Work Softer Revisited

Work Softer

Label: Prosthetic Pressings

Format: 12”
Release Date: 27/02/13

I’m not sure quite how to start writing about this release without resorting to unnecessary superlatives, or coming across as an overexcited, wide eyed, little boy at his first rave – but fuck me, this is good! Work Softer first surfaced back in 2008 as the scintillating b-side to Perc’s otherwise unremarkable Work Harder EP. The track is perhaps best known for Matador’s remix which injected a sense of space into the original’s claustrophobic and densely knitted sonic landscape. 

Five years on, this strain of Industrial Techno is the trend du jour, seemingly in an act of clairvoyance, Ali Wells’ Perc Trax (amongst others) were early exponents of the second wave of industrial flavoured techno, with the likes of Avian, Ancient Methods and the Perc Trax roster atop its crest. In a scene now saturated with an overwhelming glut of mediocre producers clamouring to stake their claim-with hypertensile but otherwise forgettable records, it’s understandably a measure of talent and modicum of hope, when a record stands out from the heaps of amorphous 12”. Work Softer Revisited is such a thing, consisting of three remixes – two by German/Canadian duo Desonanz, the other by Hands Productions affiliates, Orphx.

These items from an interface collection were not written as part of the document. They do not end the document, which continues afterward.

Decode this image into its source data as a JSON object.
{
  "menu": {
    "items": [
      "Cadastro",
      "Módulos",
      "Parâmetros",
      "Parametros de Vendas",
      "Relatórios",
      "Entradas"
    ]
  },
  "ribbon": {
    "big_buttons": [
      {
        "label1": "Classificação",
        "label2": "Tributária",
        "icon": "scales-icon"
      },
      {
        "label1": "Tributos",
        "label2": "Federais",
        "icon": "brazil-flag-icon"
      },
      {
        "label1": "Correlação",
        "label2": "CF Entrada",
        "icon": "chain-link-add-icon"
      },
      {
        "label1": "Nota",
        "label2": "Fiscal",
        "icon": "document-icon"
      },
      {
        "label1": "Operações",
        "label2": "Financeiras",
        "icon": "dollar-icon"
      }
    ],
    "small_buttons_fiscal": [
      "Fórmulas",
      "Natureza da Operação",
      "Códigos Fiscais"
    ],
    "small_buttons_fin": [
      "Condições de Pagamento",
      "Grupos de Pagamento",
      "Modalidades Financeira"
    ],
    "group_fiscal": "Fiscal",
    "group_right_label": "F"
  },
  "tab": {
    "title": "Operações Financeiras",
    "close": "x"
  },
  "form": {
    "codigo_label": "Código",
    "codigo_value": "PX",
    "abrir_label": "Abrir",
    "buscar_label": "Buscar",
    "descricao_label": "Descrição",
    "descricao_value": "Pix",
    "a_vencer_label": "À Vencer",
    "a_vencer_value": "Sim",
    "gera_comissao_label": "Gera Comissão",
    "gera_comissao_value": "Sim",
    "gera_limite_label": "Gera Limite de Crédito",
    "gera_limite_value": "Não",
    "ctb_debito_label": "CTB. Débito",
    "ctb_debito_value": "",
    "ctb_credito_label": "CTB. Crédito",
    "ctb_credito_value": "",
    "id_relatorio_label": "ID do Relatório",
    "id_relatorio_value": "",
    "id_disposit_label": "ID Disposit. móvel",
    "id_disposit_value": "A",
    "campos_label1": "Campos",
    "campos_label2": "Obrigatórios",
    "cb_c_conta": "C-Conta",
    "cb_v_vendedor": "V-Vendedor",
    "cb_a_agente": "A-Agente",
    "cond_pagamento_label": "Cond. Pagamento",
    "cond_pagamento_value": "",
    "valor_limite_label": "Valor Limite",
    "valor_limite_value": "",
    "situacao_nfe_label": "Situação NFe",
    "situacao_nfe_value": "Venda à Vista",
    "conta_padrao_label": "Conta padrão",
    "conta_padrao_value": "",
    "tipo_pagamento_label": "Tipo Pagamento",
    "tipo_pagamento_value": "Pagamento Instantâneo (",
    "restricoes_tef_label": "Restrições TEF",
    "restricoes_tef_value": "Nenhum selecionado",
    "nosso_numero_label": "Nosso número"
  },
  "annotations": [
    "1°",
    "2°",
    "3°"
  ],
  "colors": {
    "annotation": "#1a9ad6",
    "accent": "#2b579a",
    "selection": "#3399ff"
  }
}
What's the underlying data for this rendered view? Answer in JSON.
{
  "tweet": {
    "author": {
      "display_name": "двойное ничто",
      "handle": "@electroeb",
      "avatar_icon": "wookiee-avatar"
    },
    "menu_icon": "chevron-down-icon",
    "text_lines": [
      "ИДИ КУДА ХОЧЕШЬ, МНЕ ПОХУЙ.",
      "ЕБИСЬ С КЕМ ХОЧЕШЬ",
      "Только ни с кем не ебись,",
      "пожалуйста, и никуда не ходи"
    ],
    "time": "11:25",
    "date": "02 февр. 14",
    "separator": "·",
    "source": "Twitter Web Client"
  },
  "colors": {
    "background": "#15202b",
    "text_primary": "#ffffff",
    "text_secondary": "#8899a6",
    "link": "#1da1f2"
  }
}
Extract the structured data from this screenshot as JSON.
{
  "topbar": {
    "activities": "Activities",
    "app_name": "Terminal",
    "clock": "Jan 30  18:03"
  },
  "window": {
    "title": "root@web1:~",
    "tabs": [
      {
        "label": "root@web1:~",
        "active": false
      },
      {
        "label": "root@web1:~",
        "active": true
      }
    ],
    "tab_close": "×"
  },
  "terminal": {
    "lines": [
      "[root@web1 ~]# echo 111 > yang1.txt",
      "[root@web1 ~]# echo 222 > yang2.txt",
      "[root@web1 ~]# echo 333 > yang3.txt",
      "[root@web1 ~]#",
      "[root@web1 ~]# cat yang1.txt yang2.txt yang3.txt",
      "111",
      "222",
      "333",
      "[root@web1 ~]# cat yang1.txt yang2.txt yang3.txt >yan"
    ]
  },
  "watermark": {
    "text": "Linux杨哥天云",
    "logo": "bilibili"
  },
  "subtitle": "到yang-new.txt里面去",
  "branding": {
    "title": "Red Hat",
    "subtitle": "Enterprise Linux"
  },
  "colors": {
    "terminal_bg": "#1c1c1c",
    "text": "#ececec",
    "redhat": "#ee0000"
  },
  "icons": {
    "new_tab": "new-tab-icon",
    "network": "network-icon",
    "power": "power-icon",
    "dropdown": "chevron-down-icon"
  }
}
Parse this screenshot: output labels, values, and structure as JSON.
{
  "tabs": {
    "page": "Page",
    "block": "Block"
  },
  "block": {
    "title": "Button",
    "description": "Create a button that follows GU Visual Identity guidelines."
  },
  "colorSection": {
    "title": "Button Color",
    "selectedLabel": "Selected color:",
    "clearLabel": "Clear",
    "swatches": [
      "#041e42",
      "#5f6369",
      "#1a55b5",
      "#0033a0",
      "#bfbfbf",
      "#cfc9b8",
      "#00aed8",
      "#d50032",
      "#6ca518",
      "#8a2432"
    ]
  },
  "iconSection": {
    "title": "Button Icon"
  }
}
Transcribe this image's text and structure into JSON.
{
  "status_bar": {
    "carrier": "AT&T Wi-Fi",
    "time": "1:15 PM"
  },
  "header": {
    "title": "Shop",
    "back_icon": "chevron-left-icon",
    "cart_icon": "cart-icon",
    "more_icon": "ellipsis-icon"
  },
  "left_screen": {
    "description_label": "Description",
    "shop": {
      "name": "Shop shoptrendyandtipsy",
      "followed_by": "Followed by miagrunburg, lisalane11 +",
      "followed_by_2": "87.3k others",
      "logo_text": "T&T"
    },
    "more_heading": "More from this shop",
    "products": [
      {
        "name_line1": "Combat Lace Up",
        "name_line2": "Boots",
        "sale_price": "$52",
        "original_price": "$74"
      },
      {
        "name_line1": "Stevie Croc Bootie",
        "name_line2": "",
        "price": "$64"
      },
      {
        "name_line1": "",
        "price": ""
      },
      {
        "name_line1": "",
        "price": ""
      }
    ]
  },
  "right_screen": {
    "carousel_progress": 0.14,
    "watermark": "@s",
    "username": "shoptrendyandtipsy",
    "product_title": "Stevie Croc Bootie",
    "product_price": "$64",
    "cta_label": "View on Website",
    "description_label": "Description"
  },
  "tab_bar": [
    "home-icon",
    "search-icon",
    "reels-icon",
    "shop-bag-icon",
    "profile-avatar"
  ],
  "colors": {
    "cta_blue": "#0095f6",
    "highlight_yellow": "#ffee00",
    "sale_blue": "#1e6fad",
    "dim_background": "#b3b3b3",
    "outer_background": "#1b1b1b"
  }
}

Keeping in line with their modus operandi, experimental techno autuers Orphx kick proceedings off with their decidedly nasty rework. Channelling the relentless pulse of Techno through the darkly cerebral ambience of Industrial, the results is as visceral as it is imaginative. The mechanised elements in the track initially cloak the dancefloor elements, assailing the listener with pockets of digitised noise, tape hiss and what disconcertingly sounds like a power tool, until the fractured beats break into full gallop, tumultuous percussion overpowering crackling high end and ruined machinery. 

On the flipside, Desonanz submit Work Softer to their bellicose programming, constructing their interpretation around the looped discharges of static. The brutal sequencing of the track lends itself to the jackhammer thump of the beat- the pummelling midsection struggling for room against the unremitting electrical convulsions that threatens to derail the track’s momentum completely.

Like the best music in the genre, Work Softer Revisited eschews tonality in favour of a complete sonic assault. It substitutes groove for relentlessness, harmony for discordance, and above all is violently dystopian, evocative of a scarily imaginable dehumanised future. Despite the monotonous nature of the music, repeat listens offer nuances imbedded in the tracks missed first time round, which again only serves to highlight the gulf in quality between Work Softer Revisited and the faceless records currently flooding the market.

Work Softer is out now on Prosthetic Recordings.

  • Published
  • Mar 29, 2013
  • Credits
Prev in reviews: Desire EP // Jonas Kopp